The Democratic and Republican parties have chosen to use primary elections and caucuses in each state, the District of Columbia, and many territories. The Democrats also count the votes of “Democrats Abroad.” Both major parties have elected officials and party leaders as “superdelegates” whose votes generally count equally to the delegates elected by the voting contests.
The general election, however is controlled by the Constitution. Article II, sec 1 provides:
Each state shall appoint, in such manner as the Legislature thereof may direct, a number of electors, equal to the whole number of Senators and Representatives to which the State may be entitled in the Congress: but no Senator or Representative, or person holding an office of trust or profit under the United States, shall be appointed an elector.Under this clause, the each State (and only States) may legislatively direct how presidential electors are chosen. All States have legislated that the electors will be selected by direct election by the voters (though they could just as Constitutionally be legislatively appointed, though this would no doubt inspire a prompt Constitutional amendment).
The one exception to the clause that only States select electors for President was introduced by the 23rd Amendment, which provides that the District of Columbia may select presidential electors, though only the number chosen by the least populous State.
In short, the reason the territories don’t vote for President is that the Constitution doesn’t provide that they will do so, and the Constitution is what controls the process.
I thought that most states had provisions for former residents living abroad to vote in the presidential election?
Yes, they do. What he means to say is, that the Constitution prevents anyone anywhere from voting in the general election under the aegis of anything other than a state government or DC.
Theoretically, I guess any State could enfranchise a territory by deciding to include its people in the State’s presidential election. It would only make sense for a big state, but I could imagine New York enfranchising Puerto Rico or California enfranchising Guam. They still wouldn’t have any votes in Congress, though, and the added voters would not increase the State’s Electoral College votes.
A rose by any other name…
Puerto Rico and the Northern Mariana Islands style themselves as “commonwealths” rather than “territories,” probably because it sounds less subordinate that way, but they’re territories nonetheless. And just to further confuse the situation, four states (Massachusetts, Kentucky, Pennsylvania, and Virginia) style themselves as Commonwealths rather than States, but there’s absolutely no difference between them and other states.
As for the OP, the political parties can choose their candidates any way they see fit. The Democratic Party could have Hillary Clinton and Barak Obama thumb-wrestle each other to see who wins the primaries, while the Republicans could have John McCain, Mike Huckabee, and Mitt Romney play blackjack for the nomination. The only thing that stops them from doing so is internal party rules.

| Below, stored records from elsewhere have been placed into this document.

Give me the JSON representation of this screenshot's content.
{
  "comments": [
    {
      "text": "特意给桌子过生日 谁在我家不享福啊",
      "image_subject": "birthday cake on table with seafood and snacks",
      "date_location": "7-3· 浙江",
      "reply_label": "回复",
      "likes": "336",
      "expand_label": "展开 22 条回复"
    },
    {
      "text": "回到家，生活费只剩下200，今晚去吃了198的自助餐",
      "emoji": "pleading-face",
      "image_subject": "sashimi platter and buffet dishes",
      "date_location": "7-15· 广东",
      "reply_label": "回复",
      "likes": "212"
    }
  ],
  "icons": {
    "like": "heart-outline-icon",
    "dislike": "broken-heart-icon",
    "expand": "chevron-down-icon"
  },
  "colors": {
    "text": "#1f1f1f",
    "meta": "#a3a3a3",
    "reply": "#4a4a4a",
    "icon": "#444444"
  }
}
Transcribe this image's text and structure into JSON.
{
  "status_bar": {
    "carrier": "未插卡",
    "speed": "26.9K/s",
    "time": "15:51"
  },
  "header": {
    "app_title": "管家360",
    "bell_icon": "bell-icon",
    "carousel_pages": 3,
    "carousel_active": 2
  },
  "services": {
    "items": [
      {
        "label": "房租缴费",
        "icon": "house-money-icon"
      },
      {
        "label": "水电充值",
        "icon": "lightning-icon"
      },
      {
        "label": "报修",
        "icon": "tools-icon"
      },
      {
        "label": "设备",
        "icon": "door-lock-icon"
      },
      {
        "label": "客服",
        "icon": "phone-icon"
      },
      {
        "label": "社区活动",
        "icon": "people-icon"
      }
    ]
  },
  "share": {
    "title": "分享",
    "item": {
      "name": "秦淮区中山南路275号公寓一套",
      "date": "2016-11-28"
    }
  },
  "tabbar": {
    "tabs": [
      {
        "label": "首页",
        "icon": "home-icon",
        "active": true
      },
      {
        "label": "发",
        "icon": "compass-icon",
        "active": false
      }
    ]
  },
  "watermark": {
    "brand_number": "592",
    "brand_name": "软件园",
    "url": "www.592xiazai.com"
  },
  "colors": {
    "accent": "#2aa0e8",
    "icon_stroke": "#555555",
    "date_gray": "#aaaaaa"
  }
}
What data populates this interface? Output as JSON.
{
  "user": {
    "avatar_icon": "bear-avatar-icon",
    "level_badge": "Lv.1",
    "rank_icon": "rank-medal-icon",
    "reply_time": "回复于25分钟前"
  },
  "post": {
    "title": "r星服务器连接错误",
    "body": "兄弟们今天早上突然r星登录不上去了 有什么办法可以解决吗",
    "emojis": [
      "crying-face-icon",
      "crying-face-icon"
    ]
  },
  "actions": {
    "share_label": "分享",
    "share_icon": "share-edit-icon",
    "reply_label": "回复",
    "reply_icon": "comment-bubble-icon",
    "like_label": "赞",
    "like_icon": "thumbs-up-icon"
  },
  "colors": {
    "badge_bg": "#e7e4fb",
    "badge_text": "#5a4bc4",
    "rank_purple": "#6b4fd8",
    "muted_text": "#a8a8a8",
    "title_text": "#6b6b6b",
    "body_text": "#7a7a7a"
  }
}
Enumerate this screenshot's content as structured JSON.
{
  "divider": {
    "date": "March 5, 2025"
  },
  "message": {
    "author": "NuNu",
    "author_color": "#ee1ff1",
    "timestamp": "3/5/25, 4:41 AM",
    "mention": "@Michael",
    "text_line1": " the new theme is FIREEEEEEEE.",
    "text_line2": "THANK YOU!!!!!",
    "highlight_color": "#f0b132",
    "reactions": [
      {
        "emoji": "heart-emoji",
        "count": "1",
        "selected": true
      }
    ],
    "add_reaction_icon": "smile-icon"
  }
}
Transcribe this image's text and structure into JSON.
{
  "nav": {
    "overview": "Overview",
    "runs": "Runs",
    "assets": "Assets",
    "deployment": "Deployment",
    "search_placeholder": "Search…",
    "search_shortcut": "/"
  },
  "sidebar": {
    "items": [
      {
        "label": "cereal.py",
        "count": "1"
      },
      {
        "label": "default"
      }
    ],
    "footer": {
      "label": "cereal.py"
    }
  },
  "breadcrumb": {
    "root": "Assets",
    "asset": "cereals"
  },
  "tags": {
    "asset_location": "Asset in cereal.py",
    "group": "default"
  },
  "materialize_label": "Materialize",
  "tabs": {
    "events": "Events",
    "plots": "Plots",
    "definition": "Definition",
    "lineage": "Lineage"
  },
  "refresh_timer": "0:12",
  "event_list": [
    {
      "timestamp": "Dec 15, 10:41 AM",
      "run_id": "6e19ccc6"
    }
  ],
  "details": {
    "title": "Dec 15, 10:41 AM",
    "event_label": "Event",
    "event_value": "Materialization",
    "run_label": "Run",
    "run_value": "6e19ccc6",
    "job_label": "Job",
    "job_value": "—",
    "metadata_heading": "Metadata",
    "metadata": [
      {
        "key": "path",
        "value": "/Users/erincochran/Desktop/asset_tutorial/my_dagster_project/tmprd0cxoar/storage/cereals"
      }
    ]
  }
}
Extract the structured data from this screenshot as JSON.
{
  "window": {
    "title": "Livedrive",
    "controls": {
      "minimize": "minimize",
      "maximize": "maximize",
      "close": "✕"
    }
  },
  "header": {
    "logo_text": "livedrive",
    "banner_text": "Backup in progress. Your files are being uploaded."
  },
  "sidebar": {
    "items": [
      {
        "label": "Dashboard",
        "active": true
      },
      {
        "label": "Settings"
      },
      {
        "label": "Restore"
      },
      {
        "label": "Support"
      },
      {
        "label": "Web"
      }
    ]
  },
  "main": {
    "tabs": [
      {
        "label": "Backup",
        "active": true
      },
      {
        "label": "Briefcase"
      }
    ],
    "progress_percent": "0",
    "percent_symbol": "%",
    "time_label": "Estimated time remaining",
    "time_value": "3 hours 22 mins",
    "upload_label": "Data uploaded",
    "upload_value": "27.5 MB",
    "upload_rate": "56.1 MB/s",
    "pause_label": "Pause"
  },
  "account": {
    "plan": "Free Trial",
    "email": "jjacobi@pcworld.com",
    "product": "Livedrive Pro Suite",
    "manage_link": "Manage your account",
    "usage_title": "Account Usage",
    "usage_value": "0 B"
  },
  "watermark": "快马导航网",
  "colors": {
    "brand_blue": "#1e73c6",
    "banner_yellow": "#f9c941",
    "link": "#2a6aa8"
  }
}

The actual elections, on the other hand, are controlled by Federal Law and the Constitution.